“I don’t want to go into the thousands of different complexities here because I’m really focusing on a high-level discussion,” said Roosevelt. “When I pass a bill, which is the concept of what we are trying to do, it talks about cutting down on county and state regulations in order for us to produce innovative transportation mediums.”
LOPEZ, 47, is a native of Williamsport, Penn., although he was raised in the Middleridge neighborhood of Fairfax County. He has a bachelor’s degree in American Studies from Vassar College in New York and a juris doctorate from Tulane University Law School in New Orleans. Professionally, he’s a former lobbyist for Alcalde & Fay, and he’s currently director at a federal contracting firm known as Capitol Bridge LLC. He was first elected in 2011, and he’s now part of the leadership in the Democratic caucus, serving as the Democratic whip.
“We need to focus on building a commonwealth that lifts everyone up and leaves nobody behind,” said Lopez. “And so everything I do in the legislature is geared toward that.”
If he’s elected to a fourth term, Lopez says he would work to make sure that Virginia remains an open and welcoming commonwealth for immigrants as well as the LGBTQ community. He says he would also work to improve the environment and work toward renewable energy. Perhaps most importantly, though, Lopez says he wants to "grow the economy and increase jobs,” a goal he says includes everything from helping small businesses to funding education. Ultimately, he says he wants to improve the quality of life and attract businesses to Virginia.

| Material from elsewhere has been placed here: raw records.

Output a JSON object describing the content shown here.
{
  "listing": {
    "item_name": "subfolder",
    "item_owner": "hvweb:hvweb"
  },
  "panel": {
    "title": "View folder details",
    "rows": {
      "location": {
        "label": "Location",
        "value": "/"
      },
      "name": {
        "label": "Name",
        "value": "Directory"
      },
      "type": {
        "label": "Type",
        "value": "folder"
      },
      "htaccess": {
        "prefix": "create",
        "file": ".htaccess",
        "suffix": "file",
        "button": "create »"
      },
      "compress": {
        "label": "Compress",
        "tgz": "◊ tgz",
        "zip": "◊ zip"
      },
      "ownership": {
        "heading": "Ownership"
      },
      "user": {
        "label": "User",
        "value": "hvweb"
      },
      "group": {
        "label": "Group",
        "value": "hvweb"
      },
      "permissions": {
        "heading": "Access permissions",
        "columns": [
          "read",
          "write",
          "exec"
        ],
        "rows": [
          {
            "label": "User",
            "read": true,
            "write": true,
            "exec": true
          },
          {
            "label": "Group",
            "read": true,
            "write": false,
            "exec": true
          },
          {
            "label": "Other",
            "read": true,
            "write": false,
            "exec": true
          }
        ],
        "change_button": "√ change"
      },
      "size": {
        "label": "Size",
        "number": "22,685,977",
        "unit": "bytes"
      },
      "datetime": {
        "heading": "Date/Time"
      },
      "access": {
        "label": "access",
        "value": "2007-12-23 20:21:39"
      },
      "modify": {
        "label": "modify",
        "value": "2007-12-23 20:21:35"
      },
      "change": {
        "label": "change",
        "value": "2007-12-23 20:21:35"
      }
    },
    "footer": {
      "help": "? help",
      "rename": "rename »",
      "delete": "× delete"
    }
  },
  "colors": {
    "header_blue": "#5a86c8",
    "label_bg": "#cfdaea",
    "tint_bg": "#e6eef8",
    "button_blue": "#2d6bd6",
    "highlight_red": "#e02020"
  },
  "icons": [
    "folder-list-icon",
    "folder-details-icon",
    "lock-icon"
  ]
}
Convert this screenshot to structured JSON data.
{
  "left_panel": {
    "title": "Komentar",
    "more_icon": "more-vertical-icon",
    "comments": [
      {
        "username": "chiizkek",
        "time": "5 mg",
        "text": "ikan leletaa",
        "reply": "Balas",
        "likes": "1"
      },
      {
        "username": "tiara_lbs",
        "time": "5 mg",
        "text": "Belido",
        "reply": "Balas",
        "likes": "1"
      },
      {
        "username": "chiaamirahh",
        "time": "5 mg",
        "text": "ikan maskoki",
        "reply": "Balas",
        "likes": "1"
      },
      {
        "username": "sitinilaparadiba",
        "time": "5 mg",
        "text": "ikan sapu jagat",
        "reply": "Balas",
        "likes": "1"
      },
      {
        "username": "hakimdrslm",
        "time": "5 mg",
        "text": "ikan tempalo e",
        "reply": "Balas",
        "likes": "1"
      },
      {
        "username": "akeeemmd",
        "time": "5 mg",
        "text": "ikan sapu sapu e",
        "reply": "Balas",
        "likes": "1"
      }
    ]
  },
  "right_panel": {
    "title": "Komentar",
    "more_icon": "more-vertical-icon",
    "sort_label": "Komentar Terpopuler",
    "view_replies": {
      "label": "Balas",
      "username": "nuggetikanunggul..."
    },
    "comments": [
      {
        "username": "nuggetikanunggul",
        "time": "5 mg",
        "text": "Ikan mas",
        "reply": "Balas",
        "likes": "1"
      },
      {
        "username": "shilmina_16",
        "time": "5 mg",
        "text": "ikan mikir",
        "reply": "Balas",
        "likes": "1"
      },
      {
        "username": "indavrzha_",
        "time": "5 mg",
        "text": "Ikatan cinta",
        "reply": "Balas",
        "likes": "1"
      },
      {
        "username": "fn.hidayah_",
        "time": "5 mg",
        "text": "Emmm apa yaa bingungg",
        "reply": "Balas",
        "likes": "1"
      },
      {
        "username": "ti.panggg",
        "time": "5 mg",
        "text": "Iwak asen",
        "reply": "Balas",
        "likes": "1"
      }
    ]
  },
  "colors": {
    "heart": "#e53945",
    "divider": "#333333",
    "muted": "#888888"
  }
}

“It’s not just expanding Medicaid, and it’s not just strengthening our social safety net,” said Lopez. "It’s investing in transit and transportation. It’s improving public education by reducing class sizes and time spent on standardized tests. It’s ensuring that workers have a voice on the job.”